The built and natural infrastructure, these historical collections, and our expert and experienced staff and volunteers will be the foundation of our bicentennial program leading up to 2016. Plants, and gardens, will continue to support life in Australia. The Botanic Gardens Trust will cultivate the plants and knowledge needed to survive in this beautiful but fragile country in the twenty-first century.
Chair, Royal Botanic Gardens and Domain Trust
Dr Tim Entwisle
Many species of Syzygium are cultivated as ornamental trees; their flowers with masses of coloured stamens and often brightly coloured fruits and reddish new growth adding to their appeal. Coolamon (Syzygium moorei) grows in lowland subtropical rainforest and is now rare. The striking pink ramiflorous flowers (arising directly from the branches) may be seen from November to March.
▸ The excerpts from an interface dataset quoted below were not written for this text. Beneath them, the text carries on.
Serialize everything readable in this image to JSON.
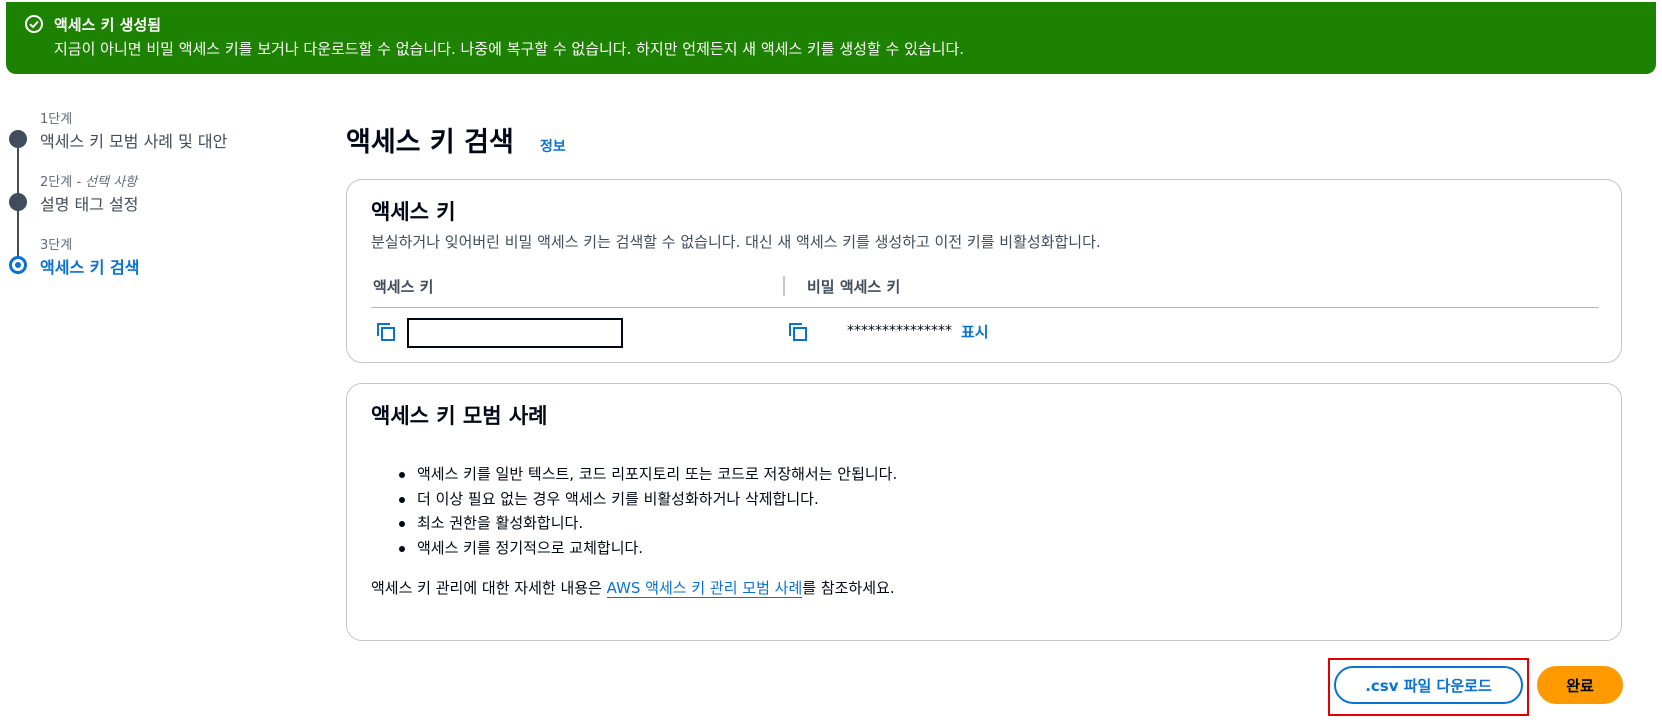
{
  "flash": {
    "title": "액세스 키 생성됨",
    "message": "지금이 아니면 비밀 액세스 키를 보거나 다운로드할 수 없습니다. 나중에 복구할 수 없습니다. 하지만 언제든지 새 액세스 키를 생성할 수 있습니다.",
    "color": "#1d8102",
    "icon": "check-circle-icon"
  },
  "steps": [
    {
      "number": "1단계",
      "optional": "",
      "label": "액세스 키 모범 사례 및 대안",
      "state": "completed"
    },
    {
      "number": "2단계",
      "optional": " - 선택 사항",
      "label": "설명 태그 설정",
      "state": "completed"
    },
    {
      "number": "3단계",
      "optional": "",
      "label": "액세스 키 검색",
      "state": "active"
    }
  ],
  "page": {
    "title": "액세스 키 검색",
    "info_link": "정보"
  },
  "access_key_card": {
    "title": "액세스 키",
    "description": "분실하거나 잊어버린 비밀 액세스 키는 검색할 수 없습니다. 대신 새 액세스 키를 생성하고 이전 키를 비활성화합니다.",
    "col_access_key": "액세스 키",
    "col_secret_key": "비밀 액세스 키",
    "access_key_value": "",
    "secret_mask": "***************",
    "show_label": "표시"
  },
  "best_practices_card": {
    "title": "액세스 키 모범 사례",
    "bullets": [
      "액세스 키를 일반 텍스트, 코드 리포지토리 또는 코드로 저장해서는 안됩니다.",
      "더 이상 필요 없는 경우 액세스 키를 비활성화하거나 삭제합니다.",
      "최소 권한을 활성화합니다.",
      "액세스 키를 정기적으로 교체합니다."
    ],
    "more_prefix": "액세스 키 관리에 대한 자세한 내용은 ",
    "more_link": "AWS 액세스 키 관리 모범 사례",
    "more_suffix": "를 참조하세요."
  },
  "actions": {
    "download_csv": ".csv 파일 다운로드",
    "done": "완료",
    "accent": "#ff9900",
    "link_color": "#0972d3"
  }
}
The acquisition of ‘The Jungle’ at Mount Tomah Botanic Garden allows the Trust to honour one of the State’s early conservation efforts.
NASA astronaut Dr Gregory Chamitoff, Executive Director Dr Tim Entwisle and Seed Technology Officer Leahwyn Seed inspect seedlings from the Seeds in Space germination tests.
Some of the 1.2 million preserved collections housed in the Herbarium at the Royal Botanic Gardens.
Heritage statuary restoration and conservation is a flagship fundraising project for the Royal Botanic Gardens Foundation. Photo: Pauline Markwell